Sindik, who manages Samir, which has been in liquidation since 2016, is preparing to enter into a lease for refinery tanks in favor of a newly formed Moroccan fuel distribution company after the state abandoned the storage option in 2020 when oil prices were at the lowest level.
According to data obtained by Hespress, a few weeks ago the Casablanca Commercial Court ruled allowing Syndic to sign the lease, while negotiations are underway to conclude the contract and start storage.
The “lucky” company that would benefit from the lease if it was signed is a newly formed one, led by a former Depository Manager official, and has begun opening filling stations in a number of major cities.
The storage capacity of the Samir Oil Refinery in Muhammadiyah included 71 days of various fuels, of which 66 days were gas and 49 days gasoline.
According to statistics from the Ministry of Energy Transition and Sustainable Development, all fuel distribution companies have a stock of the most used gasoline in Morocco for 38 days, while the law establishes a guarantee of at least 60 days.
In May 2020, the government filed a lawsuit to develop the Samir reservoirs to increase oil reserves, which was accepted, but the lease was not signed at a time when a barrel of oil cost about $20.
The new approach to leasing Samir tanks will allow the company, which has not been operating since 2015, to support its monthly expenses with financial resources. the company does not look at the move with satisfaction because it is “not necessarily the best deal.”
The union service warned in a press release of the implications of what it called “exclusive tank leases and no requests for proposals for a distribution company on behalf of which an exclusive permit is being issued” on the course of Samir’s comprehensive asset transfer efforts and on the rights of tenants and interests of creditors.

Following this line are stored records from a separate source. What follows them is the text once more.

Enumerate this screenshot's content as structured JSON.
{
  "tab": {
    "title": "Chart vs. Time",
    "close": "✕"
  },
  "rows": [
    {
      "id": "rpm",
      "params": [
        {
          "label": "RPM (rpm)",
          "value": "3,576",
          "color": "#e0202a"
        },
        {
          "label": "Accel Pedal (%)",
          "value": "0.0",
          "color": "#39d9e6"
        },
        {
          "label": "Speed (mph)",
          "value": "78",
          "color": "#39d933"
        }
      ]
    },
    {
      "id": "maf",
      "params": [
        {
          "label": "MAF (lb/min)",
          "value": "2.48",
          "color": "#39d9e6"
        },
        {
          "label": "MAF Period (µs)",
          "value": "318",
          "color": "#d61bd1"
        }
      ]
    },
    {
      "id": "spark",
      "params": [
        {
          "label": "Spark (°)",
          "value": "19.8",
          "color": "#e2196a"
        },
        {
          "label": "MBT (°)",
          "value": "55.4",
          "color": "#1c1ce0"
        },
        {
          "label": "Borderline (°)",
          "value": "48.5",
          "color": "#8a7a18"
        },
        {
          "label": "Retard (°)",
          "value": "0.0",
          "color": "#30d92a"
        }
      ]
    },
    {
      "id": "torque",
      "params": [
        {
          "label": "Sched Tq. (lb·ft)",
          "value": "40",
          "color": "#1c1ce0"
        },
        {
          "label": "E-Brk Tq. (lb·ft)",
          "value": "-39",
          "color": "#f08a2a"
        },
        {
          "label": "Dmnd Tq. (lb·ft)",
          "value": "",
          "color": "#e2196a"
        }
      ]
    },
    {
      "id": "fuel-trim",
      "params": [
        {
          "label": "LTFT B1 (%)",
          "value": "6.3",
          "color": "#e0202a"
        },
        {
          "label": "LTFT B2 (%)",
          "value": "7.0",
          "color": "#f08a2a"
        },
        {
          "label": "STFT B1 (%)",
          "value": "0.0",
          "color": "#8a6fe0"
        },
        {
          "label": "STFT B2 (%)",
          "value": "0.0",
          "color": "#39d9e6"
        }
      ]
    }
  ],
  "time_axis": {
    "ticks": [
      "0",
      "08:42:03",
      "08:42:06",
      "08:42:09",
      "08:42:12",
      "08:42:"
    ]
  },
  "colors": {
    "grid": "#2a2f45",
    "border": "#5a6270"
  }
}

The trade union body considered that “this decision is contrary to the rules of transparency and competition between stakeholders inside and outside Morocco, and is also an unjustified departure from the procedure for submitting requests for offers in order to select the most suitable offer that will guarantee the interests of Samir and help to increase the national stock of oil and fuel materials, as well as to help reduce prices in the interests of small and large consumers and improve the conditions for competition between sector participants.
Representatives of the company’s employees also confirmed that “a safe and guaranteed solution for the rights and interests of all parties involved in the case of Samir will be achieved only by transferring the assets cleared of debts and mortgages to Samir, in accordance with the rules of Moroccan commercial law, for account of the Moroccan state.
The Samir Refinery, located in the city of Muhammadiyah, was the only refinery available to Morocco for refining oil, and it ceased operation after it ran into debts of over AED40 billion during its period under Saudi businessman Muhammad Hussein Al Amoudi, and in 2016, a decision was made to liquidate it, but so far this has not been successful.